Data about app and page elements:
◇ ◇ ◇ ◇ ◇ ◇ ◇

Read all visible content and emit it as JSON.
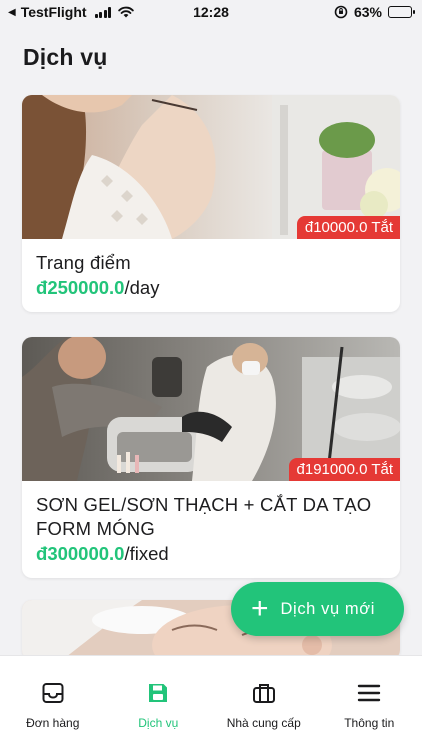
{
  "status_bar": {
    "carrier": "TestFlight",
    "time": "12:28",
    "battery": "63%",
    "battery_level": 0.63
  },
  "header": {
    "title": "Dịch vụ"
  },
  "services": [
    {
      "name": "Trang điểm",
      "currency": "đ",
      "price": "250000.0",
      "unit": "/day",
      "discount": "đ10000.0 Tắt"
    },
    {
      "name": "SƠN GEL/SƠN THẠCH + CẮT DA TẠO FORM MÓNG",
      "currency": "đ",
      "price": "300000.0",
      "unit": "/fixed",
      "discount": "đ191000.0 Tắt"
    }
  ],
  "fab": {
    "plus": "+",
    "label": "Dịch vụ mới"
  },
  "nav": {
    "items": [
      {
        "label": "Đơn hàng",
        "icon": "inbox-icon"
      },
      {
        "label": "Dịch vụ",
        "icon": "save-icon"
      },
      {
        "label": "Nhà cung cấp",
        "icon": "briefcase-icon"
      },
      {
        "label": "Thông tin",
        "icon": "menu-icon"
      }
    ],
    "active_color": "#22c47a"
  },
  "colors": {
    "accent": "#22c47a",
    "discount": "#e53935",
    "background": "#f2f2f4"
  }
}
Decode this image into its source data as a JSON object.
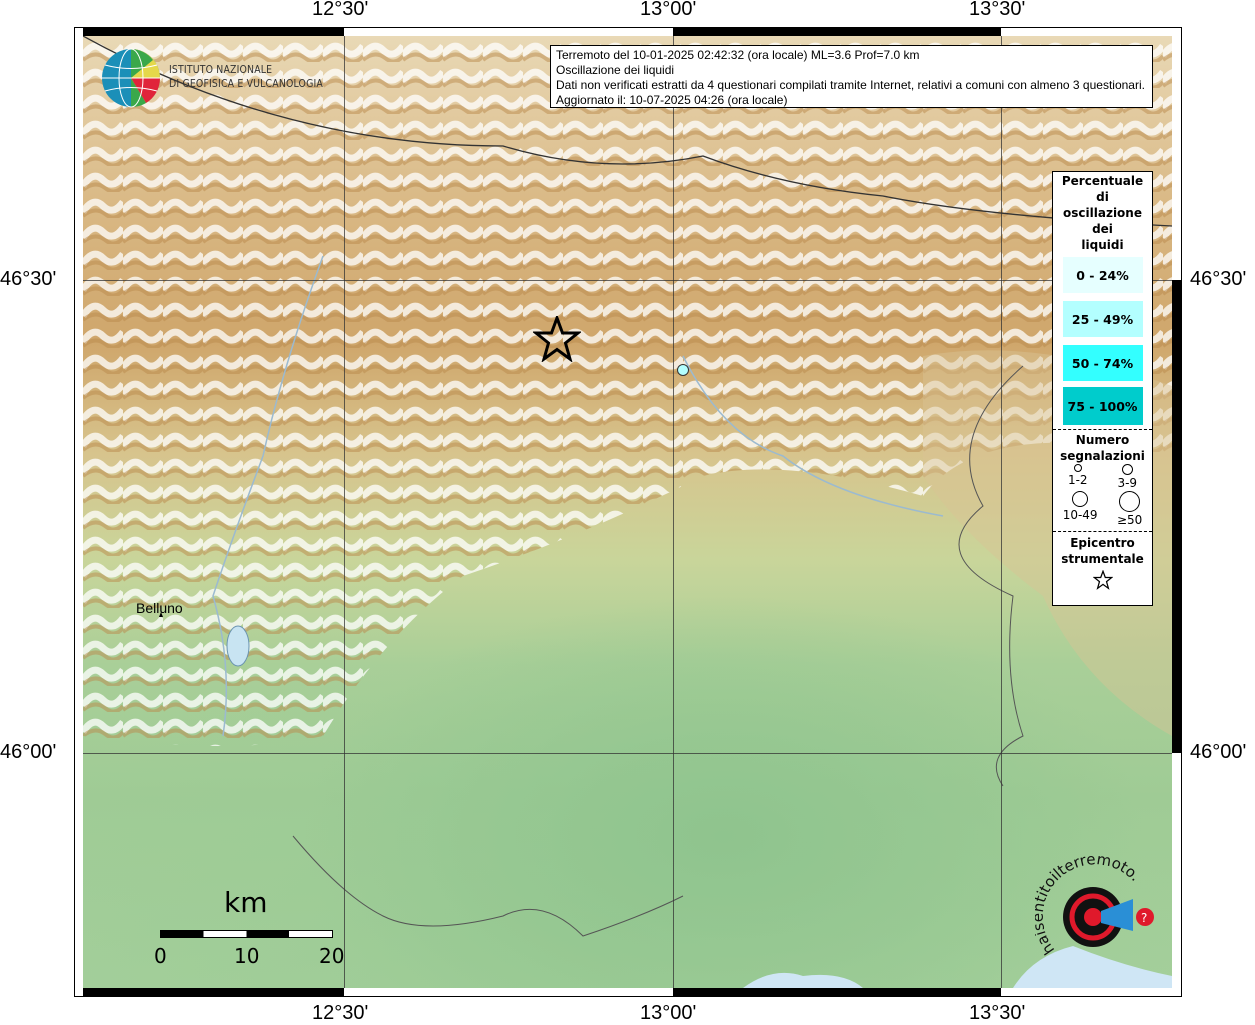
{
  "header": {
    "line1": "Terremoto del 10-01-2025 02:42:32 (ora locale) ML=3.6 Prof=7.0 km",
    "line2": "Oscillazione dei liquidi",
    "line3": "Dati non verificati estratti da 4 questionari compilati tramite Internet, relativi a comuni con almeno 3 questionari.",
    "line4": "Aggiornato il: 10-07-2025 04:26 (ora locale)"
  },
  "axes": {
    "top": [
      "12°30'",
      "13°00'",
      "13°30'"
    ],
    "bottom": [
      "12°30'",
      "13°00'",
      "13°30'"
    ],
    "left": [
      "46°30'",
      "46°00'"
    ],
    "right": [
      "46°30'",
      "46°00'"
    ]
  },
  "legend": {
    "title_lines": [
      "Percentuale",
      "di",
      "oscillazione",
      "dei",
      "liquidi"
    ],
    "classes": [
      {
        "label": "0 - 24%",
        "color": "#e6ffff"
      },
      {
        "label": "25 - 49%",
        "color": "#b3ffff"
      },
      {
        "label": "50 - 74%",
        "color": "#33ffff"
      },
      {
        "label": "75 - 100%",
        "color": "#00cccc"
      }
    ],
    "count_title_lines": [
      "Numero",
      "segnalazioni"
    ],
    "count_classes": [
      "1-2",
      "3-9",
      "10-49",
      "≥50"
    ],
    "epicenter_lines": [
      "Epicentro",
      "strumentale"
    ]
  },
  "places": [
    {
      "name": "Belluno"
    }
  ],
  "observations": [
    {
      "percent_class": "25 - 49%",
      "count_class": "1-2",
      "color": "#b3ffff"
    }
  ],
  "epicenter": {
    "symbol": "star"
  },
  "scale_bar": {
    "unit": "km",
    "labels": [
      "0",
      "10",
      "20"
    ]
  },
  "logos": {
    "ingv_line1": "ISTITUTO NAZIONALE",
    "ingv_line2": "DI GEOFISICA E VULCANOLOGIA",
    "hsit": "www.haisentitoilterremoto.it"
  }
}
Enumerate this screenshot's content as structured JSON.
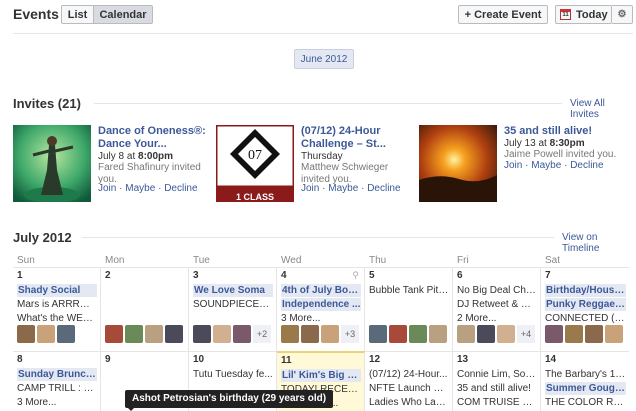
{
  "header": {
    "title": "Events",
    "view_list": "List",
    "view_calendar": "Calendar",
    "create_event": "+ Create Event",
    "today": "Today",
    "today_icon_day": "11",
    "gear": "⚙"
  },
  "month_pill": "June 2012",
  "invites": {
    "title": "Invites (21)",
    "view_all": "View All Invites",
    "items": [
      {
        "title": "Dance of Oneness®: Dance Your...",
        "date_prefix": "July 8 at ",
        "date_bold": "8:00pm",
        "who": "Fared Shafinury invited you.",
        "join": "Join",
        "maybe": "Maybe",
        "decline": "Decline"
      },
      {
        "title": "(07/12) 24-Hour Challenge – St...",
        "date_prefix": "Thursday",
        "date_bold": "",
        "who": "Matthew Schwieger invited you.",
        "join": "Join",
        "maybe": "Maybe",
        "decline": "Decline",
        "badge": "07",
        "badge_text": "1 CLASS"
      },
      {
        "title": "35 and still alive!",
        "date_prefix": "July 13 at ",
        "date_bold": "8:30pm",
        "who": "Jaime Powell invited you.",
        "join": "Join",
        "maybe": "Maybe",
        "decline": "Decline"
      }
    ],
    "sep": "·"
  },
  "calendar": {
    "title": "July 2012",
    "view_link": "View on Timeline",
    "days": [
      "Sun",
      "Mon",
      "Tue",
      "Wed",
      "Thu",
      "Fri",
      "Sat"
    ],
    "week1": [
      {
        "num": "1",
        "events": [
          {
            "t": "Shady Social",
            "hl": true
          },
          {
            "t": "Mars is ARRRRRR..."
          },
          {
            "t": "What's the WERD..."
          }
        ],
        "thumbs": 3,
        "plus": ""
      },
      {
        "num": "2",
        "events": [],
        "thumbs": 4,
        "plus": ""
      },
      {
        "num": "3",
        "events": [
          {
            "t": "We Love Soma",
            "hl": true
          },
          {
            "t": "SOUNDPIECES T..."
          }
        ],
        "thumbs": 3,
        "plus": "+2"
      },
      {
        "num": "4",
        "events": [
          {
            "t": "4th of July Booz...",
            "hl": true
          },
          {
            "t": "Independence ...",
            "hl": true
          },
          {
            "t": "3 More...",
            "more": true
          }
        ],
        "thumbs": 3,
        "plus": "+3"
      },
      {
        "num": "5",
        "events": [
          {
            "t": "Bubble Tank Pitc..."
          }
        ],
        "thumbs": 4,
        "plus": ""
      },
      {
        "num": "6",
        "events": [
          {
            "t": "No Big Deal Chill..."
          },
          {
            "t": "DJ Retweet & Hy..."
          },
          {
            "t": "2 More...",
            "more": true
          }
        ],
        "thumbs": 3,
        "plus": "+4"
      },
      {
        "num": "7",
        "events": [
          {
            "t": "Birthday/House...",
            "hl": true
          },
          {
            "t": "Punky Reggae P...",
            "hl": true
          },
          {
            "t": "CONNECTED (SUN..."
          }
        ],
        "thumbs": 4,
        "plus": ""
      }
    ],
    "week2": [
      {
        "num": "8",
        "events": [
          {
            "t": "Sunday Brunch ...",
            "hl": true
          },
          {
            "t": "CAMP TRILL : BE..."
          },
          {
            "t": "3 More...",
            "more": true
          }
        ]
      },
      {
        "num": "9",
        "events": []
      },
      {
        "num": "10",
        "events": [
          {
            "t": "Tutu Tuesday fe..."
          }
        ]
      },
      {
        "num": "11",
        "events": [
          {
            "t": "Lil' Kim's Big Birt...",
            "hl": true
          },
          {
            "t": "TODAY! RECESS ..."
          },
          {
            "t": "10 – Startu..."
          }
        ]
      },
      {
        "num": "12",
        "events": [
          {
            "t": "(07/12) 24-Hour..."
          },
          {
            "t": "NFTE Launch De..."
          },
          {
            "t": "Ladies Who Laun..."
          }
        ]
      },
      {
        "num": "13",
        "events": [
          {
            "t": "Connie Lim, Soni..."
          },
          {
            "t": "35 and still alive!"
          },
          {
            "t": "COM TRUISE + B..."
          }
        ]
      },
      {
        "num": "14",
        "events": [
          {
            "t": "The Barbary's 1s..."
          },
          {
            "t": "Summer Gough...",
            "hl": true
          },
          {
            "t": "THE COLOR RUN..."
          }
        ]
      }
    ]
  },
  "tooltip": "Ashot Petrosian's birthday (29 years old)",
  "colors": {
    "link": "#3b5998",
    "today_bg": "#fff9d7",
    "highlight_bg": "#e4e8f2"
  }
}
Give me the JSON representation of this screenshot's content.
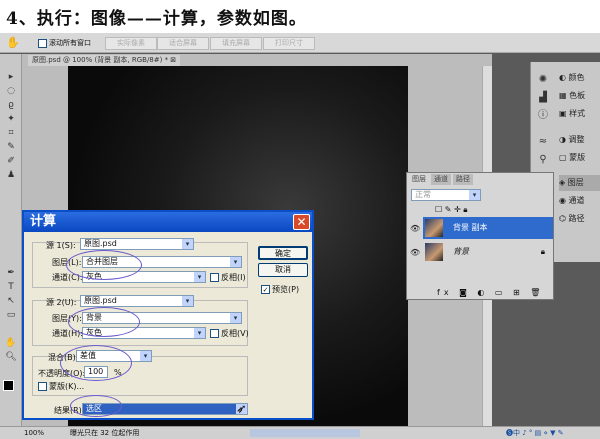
{
  "heading": "4、执行：图像——计算，参数如图。",
  "options_bar": {
    "checkbox_label": "滚动所有窗口",
    "buttons": [
      "实际像素",
      "适合屏幕",
      "填充屏幕",
      "打印尺寸"
    ]
  },
  "document_tab": "原图.psd @ 100% (背景 副本, RGB/8#) * ⊠",
  "dock": {
    "items": [
      {
        "label": "颜色",
        "icon": "color-icon"
      },
      {
        "label": "色板",
        "icon": "swatches-icon"
      },
      {
        "label": "样式",
        "icon": "styles-icon"
      },
      {
        "label": "调整",
        "icon": "adjustments-icon"
      },
      {
        "label": "蒙版",
        "icon": "masks-icon"
      },
      {
        "label": "图层",
        "icon": "layers-icon"
      },
      {
        "label": "通道",
        "icon": "channels-icon"
      },
      {
        "label": "路径",
        "icon": "paths-icon"
      }
    ]
  },
  "layers_panel": {
    "tabs": [
      "图层",
      "通道",
      "路径"
    ],
    "blend_mode": "正常",
    "layers": [
      {
        "name": "背景 副本",
        "selected": true
      },
      {
        "name": "背景",
        "locked": true
      }
    ]
  },
  "dialog": {
    "title": "计算",
    "source1": {
      "label": "源 1(S):",
      "file": "原图.psd",
      "layer_label": "图层(L):",
      "layer": "合并图层",
      "channel_label": "通道(C):",
      "channel": "灰色",
      "invert_label": "反相(I)"
    },
    "source2": {
      "label": "源 2(U):",
      "file": "原图.psd",
      "layer_label": "图层(Y):",
      "layer": "背景",
      "channel_label": "通道(H):",
      "channel": "灰色",
      "invert_label": "反相(V)"
    },
    "blending": {
      "label": "混合(B):",
      "mode": "差值",
      "opacity_label": "不透明度(O):",
      "opacity": "100",
      "unit": "%",
      "mask_label": "蒙版(K)..."
    },
    "result": {
      "label": "结果(R):",
      "value": "选区"
    },
    "ok": "确定",
    "cancel": "取消",
    "preview_label": "预览(P)",
    "preview_checked": true,
    "accent": "#0a48c2"
  },
  "status": {
    "zoom": "100%",
    "message": "曝光只在 32 位起作用"
  }
}
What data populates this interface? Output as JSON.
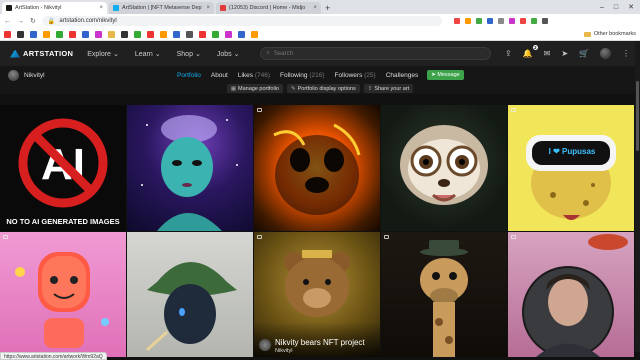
{
  "browser": {
    "tabs": [
      {
        "title": "ArtStation - Nikvityl",
        "color": "#1a1a1a",
        "active": true
      },
      {
        "title": "ArtStation | [NFT Metaverse Dep",
        "color": "#13aff0",
        "active": false
      },
      {
        "title": "(12053) Discord | Home - Midjo",
        "color": "#e33b3b",
        "active": false
      }
    ],
    "new_tab": "+",
    "url": "artstation.com/nikvityl",
    "other_bookmarks": "Other bookmarks",
    "status_url": "https://www.artstation.com/artwork/Wm92aQ"
  },
  "site": {
    "logo": "ARTSTATION",
    "menu": [
      "Explore",
      "Learn",
      "Shop",
      "Jobs"
    ],
    "search_placeholder": "Search",
    "notif_count": "2"
  },
  "profile": {
    "name": "Nikvityl",
    "tabs": [
      {
        "label": "Portfolio",
        "count": ""
      },
      {
        "label": "About",
        "count": ""
      },
      {
        "label": "Likes",
        "count": "(746)"
      },
      {
        "label": "Following",
        "count": "(216)"
      },
      {
        "label": "Followers",
        "count": "(25)"
      },
      {
        "label": "Challenges",
        "count": ""
      }
    ],
    "message_button": "Message",
    "actions": [
      "Manage portfolio",
      "Portfolio display options",
      "Share your art"
    ]
  },
  "artworks": [
    {
      "caption": "NO TO AI GENERATED IMAGES",
      "subtitle": ""
    },
    {
      "caption": "",
      "subtitle": ""
    },
    {
      "caption": "",
      "subtitle": ""
    },
    {
      "caption": "",
      "subtitle": ""
    },
    {
      "caption": "I ❤ Pupusas",
      "subtitle": ""
    },
    {
      "caption": "",
      "subtitle": ""
    },
    {
      "caption": "",
      "subtitle": ""
    },
    {
      "caption": "Nikvity bears NFT project",
      "subtitle": "Nikvityl"
    },
    {
      "caption": "",
      "subtitle": ""
    },
    {
      "caption": "",
      "subtitle": ""
    }
  ]
}
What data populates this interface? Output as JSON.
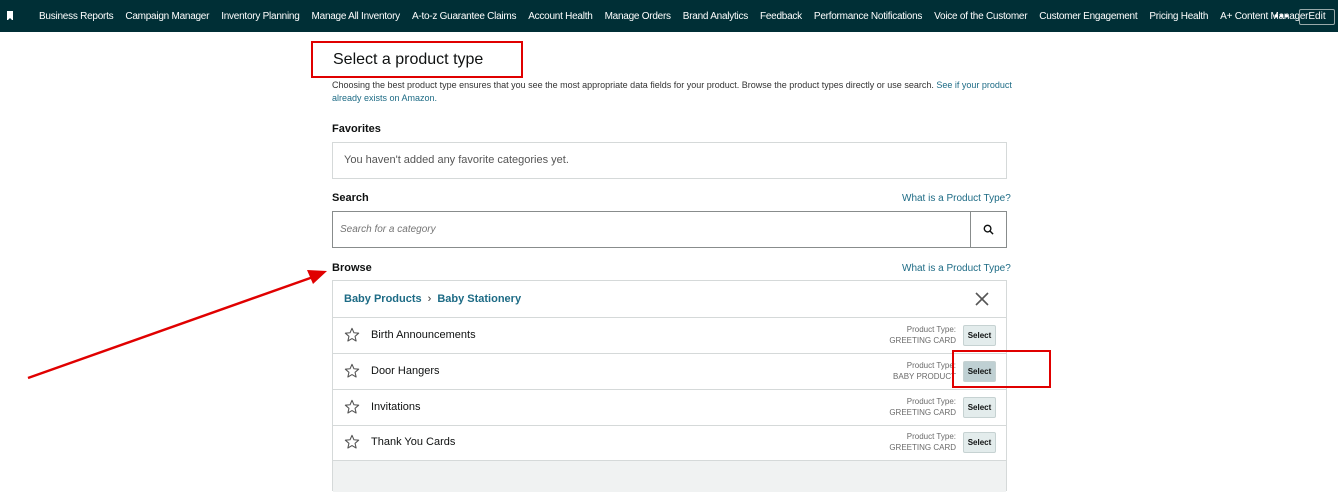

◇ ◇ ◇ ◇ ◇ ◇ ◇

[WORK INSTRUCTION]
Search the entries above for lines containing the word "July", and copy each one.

[RESPONSE AREA]
        "date_prefix": "July 8 at ",
        "date_prefix": "July 13 at ",
    "title": "July 2012",
            "t": "4th of July Booz...",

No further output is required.